### TASK GOAL
Your answer should consist of the lines in the data below that contain "month".

Top of DATA

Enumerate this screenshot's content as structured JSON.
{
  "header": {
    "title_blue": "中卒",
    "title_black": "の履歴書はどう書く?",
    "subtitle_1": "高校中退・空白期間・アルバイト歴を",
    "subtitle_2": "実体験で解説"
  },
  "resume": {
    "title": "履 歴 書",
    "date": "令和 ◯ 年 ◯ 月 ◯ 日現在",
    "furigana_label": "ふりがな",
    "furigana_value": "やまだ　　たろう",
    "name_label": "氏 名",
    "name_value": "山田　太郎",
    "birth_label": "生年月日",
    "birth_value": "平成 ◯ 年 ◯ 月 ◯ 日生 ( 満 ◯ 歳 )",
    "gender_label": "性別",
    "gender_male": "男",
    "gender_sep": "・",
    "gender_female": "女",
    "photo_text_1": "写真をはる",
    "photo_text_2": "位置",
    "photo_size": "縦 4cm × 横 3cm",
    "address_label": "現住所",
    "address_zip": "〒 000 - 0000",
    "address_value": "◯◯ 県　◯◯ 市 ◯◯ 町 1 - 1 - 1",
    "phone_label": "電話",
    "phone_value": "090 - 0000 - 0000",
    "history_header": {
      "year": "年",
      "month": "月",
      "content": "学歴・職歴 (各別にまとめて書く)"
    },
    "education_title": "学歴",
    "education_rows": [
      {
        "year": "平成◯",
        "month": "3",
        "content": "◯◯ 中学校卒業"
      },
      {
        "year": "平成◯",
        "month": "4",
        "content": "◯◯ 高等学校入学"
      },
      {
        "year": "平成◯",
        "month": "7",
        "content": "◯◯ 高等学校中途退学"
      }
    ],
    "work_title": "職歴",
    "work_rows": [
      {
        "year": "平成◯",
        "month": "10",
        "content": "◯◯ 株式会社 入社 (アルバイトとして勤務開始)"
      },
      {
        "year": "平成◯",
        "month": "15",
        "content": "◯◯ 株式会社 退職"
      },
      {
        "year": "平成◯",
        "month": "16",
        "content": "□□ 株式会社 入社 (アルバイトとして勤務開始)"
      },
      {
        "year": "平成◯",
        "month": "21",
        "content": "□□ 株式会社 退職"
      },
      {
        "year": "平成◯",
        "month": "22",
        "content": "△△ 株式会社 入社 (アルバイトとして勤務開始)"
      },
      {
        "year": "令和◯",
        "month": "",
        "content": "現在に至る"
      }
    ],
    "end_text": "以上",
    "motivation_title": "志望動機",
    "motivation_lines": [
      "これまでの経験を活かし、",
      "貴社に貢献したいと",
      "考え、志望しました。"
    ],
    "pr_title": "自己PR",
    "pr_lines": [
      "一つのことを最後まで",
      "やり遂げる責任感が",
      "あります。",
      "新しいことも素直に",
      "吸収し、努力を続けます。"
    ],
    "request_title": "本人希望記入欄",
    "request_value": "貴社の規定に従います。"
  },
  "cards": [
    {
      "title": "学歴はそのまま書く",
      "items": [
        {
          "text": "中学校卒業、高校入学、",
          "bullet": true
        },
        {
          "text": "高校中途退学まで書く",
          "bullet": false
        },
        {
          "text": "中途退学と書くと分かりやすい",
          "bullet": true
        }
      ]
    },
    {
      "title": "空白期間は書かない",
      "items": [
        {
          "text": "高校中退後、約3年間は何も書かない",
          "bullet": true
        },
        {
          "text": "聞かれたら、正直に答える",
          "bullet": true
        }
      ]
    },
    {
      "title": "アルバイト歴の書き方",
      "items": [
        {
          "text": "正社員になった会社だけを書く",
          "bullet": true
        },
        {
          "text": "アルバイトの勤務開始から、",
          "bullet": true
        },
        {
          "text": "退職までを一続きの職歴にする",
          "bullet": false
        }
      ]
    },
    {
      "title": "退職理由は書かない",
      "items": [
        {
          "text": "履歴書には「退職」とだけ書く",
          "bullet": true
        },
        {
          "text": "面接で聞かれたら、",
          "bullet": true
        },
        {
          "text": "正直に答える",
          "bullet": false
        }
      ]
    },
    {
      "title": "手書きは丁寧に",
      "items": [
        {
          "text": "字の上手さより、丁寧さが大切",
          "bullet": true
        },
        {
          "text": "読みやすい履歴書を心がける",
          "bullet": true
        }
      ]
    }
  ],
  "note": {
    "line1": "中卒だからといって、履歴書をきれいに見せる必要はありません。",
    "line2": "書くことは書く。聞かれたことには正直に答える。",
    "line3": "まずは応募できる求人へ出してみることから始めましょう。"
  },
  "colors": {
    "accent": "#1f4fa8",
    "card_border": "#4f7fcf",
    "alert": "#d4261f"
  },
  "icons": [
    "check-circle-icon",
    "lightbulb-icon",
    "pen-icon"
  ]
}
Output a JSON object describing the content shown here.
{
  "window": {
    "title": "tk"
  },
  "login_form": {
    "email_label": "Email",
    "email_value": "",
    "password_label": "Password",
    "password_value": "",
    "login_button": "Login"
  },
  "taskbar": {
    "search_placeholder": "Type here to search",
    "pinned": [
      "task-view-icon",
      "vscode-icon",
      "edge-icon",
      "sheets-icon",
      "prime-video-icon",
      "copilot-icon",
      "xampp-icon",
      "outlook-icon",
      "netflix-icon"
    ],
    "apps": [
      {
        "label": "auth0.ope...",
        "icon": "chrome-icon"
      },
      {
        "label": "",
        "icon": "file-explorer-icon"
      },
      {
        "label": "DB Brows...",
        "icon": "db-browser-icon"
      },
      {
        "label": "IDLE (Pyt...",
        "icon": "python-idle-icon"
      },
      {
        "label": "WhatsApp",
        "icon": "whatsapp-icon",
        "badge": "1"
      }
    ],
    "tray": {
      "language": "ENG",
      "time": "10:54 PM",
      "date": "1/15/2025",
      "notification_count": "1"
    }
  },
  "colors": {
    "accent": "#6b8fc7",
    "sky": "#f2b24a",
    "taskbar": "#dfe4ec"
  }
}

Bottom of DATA

### TASK ANSWER
      "month": "月",
        "month": "3",
        "month": "4",
        "month": "7",
        "month": "10",
        "month": "15",
        "month": "16",
        "month": "21",
        "month": "22",
        "month": "",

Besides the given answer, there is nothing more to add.